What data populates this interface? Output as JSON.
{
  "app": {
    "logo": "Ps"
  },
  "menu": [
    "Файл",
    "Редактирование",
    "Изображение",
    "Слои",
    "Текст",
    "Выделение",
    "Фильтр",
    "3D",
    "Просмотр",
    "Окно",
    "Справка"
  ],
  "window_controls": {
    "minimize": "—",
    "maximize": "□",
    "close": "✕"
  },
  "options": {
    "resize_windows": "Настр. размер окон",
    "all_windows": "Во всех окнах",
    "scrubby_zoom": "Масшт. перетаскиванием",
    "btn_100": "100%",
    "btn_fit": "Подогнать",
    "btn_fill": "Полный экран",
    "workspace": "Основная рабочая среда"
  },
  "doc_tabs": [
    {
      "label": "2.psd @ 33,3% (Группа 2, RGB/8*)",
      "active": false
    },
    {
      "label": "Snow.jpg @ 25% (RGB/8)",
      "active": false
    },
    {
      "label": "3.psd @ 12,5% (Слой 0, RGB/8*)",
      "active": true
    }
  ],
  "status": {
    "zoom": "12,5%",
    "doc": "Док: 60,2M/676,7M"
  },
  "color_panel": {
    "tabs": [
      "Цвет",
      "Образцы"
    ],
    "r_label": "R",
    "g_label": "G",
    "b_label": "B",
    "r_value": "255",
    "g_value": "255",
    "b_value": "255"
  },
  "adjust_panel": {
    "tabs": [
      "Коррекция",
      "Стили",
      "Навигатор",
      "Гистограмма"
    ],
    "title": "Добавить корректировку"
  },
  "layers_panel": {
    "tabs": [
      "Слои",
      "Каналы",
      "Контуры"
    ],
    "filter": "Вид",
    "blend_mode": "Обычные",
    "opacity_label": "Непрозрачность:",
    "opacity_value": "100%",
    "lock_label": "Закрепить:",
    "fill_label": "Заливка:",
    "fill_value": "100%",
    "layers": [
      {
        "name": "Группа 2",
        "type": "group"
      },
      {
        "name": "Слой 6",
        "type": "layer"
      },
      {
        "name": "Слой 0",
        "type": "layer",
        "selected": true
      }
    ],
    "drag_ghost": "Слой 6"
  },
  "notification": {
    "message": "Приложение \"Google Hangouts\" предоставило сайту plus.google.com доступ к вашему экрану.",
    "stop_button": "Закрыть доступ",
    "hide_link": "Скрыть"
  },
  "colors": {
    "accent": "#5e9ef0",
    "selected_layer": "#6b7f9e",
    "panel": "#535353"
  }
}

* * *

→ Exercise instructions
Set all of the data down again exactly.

→ Finished exercise
What data populates this interface? Output as JSON.
{
  "app": {
    "logo": "Ps"
  },
  "menu": [
    "Файл",
    "Редактирование",
    "Изображение",
    "Слои",
    "Текст",
    "Выделение",
    "Фильтр",
    "3D",
    "Просмотр",
    "Окно",
    "Справка"
  ],
  "window_controls": {
    "minimize": "—",
    "maximize": "□",
    "close": "✕"
  },
  "options": {
    "resize_windows": "Настр. размер окон",
    "all_windows": "Во всех окнах",
    "scrubby_zoom": "Масшт. перетаскиванием",
    "btn_100": "100%",
    "btn_fit": "Подогнать",
    "btn_fill": "Полный экран",
    "workspace": "Основная рабочая среда"
  },
  "doc_tabs": [
    {
      "label": "2.psd @ 33,3% (Группа 2, RGB/8*)",
      "active": false
    },
    {
      "label": "Snow.jpg @ 25% (RGB/8)",
      "active": false
    },
    {
      "label": "3.psd @ 12,5% (Слой 0, RGB/8*)",
      "active": true
    }
  ],
  "status": {
    "zoom": "12,5%",
    "doc": "Док: 60,2M/676,7M"
  },
  "color_panel": {
    "tabs": [
      "Цвет",
      "Образцы"
    ],
    "r_label": "R",
    "g_label": "G",
    "b_label": "B",
    "r_value": "255",
    "g_value": "255",
    "b_value": "255"
  },
  "adjust_panel": {
    "tabs": [
      "Коррекция",
      "Стили",
      "Навигатор",
      "Гистограмма"
    ],
    "title": "Добавить корректировку"
  },
  "layers_panel": {
    "tabs": [
      "Слои",
      "Каналы",
      "Контуры"
    ],
    "filter": "Вид",
    "blend_mode": "Обычные",
    "opacity_label": "Непрозрачность:",
    "opacity_value": "100%",
    "lock_label": "Закрепить:",
    "fill_label": "Заливка:",
    "fill_value": "100%",
    "layers": [
      {
        "name": "Группа 2",
        "type": "group"
      },
      {
        "name": "Слой 6",
        "type": "layer"
      },
      {
        "name": "Слой 0",
        "type": "layer",
        "selected": true
      }
    ],
    "drag_ghost": "Слой 6"
  },
  "notification": {
    "message": "Приложение \"Google Hangouts\" предоставило сайту plus.google.com доступ к вашему экрану.",
    "stop_button": "Закрыть доступ",
    "hide_link": "Скрыть"
  },
  "colors": {
    "accent": "#5e9ef0",
    "selected_layer": "#6b7f9e",
    "panel": "#535353"
  }
}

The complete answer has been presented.